» **Task instructions**: Scan the listing below for the word "sessionAffinity" and copy every line that has it.

» **Supplied material**:
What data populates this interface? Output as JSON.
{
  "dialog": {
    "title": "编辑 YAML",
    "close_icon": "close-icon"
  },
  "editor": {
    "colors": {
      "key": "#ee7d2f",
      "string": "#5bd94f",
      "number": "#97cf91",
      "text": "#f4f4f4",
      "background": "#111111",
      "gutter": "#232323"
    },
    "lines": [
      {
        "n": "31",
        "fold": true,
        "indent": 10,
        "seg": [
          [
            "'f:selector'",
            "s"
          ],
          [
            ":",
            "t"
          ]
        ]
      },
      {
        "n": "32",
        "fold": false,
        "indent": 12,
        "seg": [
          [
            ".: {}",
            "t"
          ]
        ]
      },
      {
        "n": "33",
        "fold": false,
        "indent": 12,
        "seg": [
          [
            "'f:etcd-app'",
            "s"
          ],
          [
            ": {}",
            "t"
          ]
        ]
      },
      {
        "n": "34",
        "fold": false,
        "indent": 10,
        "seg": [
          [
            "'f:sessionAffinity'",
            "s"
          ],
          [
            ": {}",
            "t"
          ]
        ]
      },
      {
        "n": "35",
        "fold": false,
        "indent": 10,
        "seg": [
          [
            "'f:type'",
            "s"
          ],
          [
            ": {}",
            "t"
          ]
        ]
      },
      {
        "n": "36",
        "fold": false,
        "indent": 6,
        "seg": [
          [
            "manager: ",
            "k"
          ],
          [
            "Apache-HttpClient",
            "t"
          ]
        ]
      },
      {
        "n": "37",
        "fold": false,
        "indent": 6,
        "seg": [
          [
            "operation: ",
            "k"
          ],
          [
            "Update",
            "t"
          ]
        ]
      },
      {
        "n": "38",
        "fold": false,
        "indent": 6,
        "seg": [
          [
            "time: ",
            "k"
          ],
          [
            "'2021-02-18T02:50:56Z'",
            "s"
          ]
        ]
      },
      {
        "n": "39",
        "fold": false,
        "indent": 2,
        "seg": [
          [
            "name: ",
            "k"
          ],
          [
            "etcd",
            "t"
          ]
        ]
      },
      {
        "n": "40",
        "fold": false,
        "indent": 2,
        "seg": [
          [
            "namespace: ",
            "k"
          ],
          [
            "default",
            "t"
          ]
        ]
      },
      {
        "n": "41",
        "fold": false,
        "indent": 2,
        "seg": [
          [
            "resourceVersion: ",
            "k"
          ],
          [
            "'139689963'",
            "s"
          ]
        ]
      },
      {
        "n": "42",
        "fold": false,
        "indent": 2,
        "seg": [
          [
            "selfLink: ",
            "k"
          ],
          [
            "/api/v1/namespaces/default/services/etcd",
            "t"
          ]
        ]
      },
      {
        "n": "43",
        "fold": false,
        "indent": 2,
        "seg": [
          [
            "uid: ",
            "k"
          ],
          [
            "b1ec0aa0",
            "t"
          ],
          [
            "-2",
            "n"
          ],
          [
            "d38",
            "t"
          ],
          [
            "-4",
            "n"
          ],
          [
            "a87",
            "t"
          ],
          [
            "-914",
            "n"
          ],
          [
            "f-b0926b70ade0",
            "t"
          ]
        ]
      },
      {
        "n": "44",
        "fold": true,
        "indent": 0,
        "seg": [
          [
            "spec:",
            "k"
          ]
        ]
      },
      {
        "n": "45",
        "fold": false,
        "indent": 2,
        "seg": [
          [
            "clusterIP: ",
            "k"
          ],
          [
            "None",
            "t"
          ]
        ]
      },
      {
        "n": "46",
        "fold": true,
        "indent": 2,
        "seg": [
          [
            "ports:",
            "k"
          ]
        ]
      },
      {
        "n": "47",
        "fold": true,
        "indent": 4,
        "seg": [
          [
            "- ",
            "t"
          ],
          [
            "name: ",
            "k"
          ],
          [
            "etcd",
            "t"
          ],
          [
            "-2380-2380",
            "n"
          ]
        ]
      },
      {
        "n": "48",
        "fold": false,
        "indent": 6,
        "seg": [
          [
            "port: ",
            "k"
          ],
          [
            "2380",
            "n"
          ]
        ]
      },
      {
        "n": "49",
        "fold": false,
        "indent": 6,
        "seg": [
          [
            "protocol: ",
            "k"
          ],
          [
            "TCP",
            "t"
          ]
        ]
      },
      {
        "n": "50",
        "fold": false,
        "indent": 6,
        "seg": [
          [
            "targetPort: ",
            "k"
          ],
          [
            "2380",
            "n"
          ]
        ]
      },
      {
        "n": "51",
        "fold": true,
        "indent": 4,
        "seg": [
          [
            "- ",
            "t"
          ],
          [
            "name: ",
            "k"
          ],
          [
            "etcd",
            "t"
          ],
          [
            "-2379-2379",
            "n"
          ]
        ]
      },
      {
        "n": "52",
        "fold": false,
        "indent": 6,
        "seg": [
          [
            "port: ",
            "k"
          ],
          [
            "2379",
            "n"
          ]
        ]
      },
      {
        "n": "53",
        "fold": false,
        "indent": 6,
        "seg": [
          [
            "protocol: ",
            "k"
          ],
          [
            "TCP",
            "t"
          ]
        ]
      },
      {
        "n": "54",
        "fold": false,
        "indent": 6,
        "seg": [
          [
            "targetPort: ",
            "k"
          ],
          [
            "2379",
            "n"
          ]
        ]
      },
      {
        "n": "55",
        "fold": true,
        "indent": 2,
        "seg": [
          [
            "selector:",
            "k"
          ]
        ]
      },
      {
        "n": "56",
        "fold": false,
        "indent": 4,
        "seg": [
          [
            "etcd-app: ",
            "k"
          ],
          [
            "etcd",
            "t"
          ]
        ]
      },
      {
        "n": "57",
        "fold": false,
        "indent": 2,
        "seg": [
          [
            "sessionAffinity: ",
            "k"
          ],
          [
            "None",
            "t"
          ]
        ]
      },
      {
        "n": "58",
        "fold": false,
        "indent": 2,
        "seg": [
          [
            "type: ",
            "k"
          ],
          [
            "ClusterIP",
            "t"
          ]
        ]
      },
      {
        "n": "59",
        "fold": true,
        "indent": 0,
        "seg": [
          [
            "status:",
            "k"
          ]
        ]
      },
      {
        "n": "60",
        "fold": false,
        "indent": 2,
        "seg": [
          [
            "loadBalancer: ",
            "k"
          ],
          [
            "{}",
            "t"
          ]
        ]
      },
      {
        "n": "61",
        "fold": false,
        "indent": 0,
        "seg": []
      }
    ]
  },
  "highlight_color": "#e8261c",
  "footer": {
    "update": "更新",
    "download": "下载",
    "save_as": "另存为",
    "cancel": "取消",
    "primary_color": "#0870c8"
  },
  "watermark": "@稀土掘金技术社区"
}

» **Written solution**:
            "'f:sessionAffinity'",
            "sessionAffinity: ",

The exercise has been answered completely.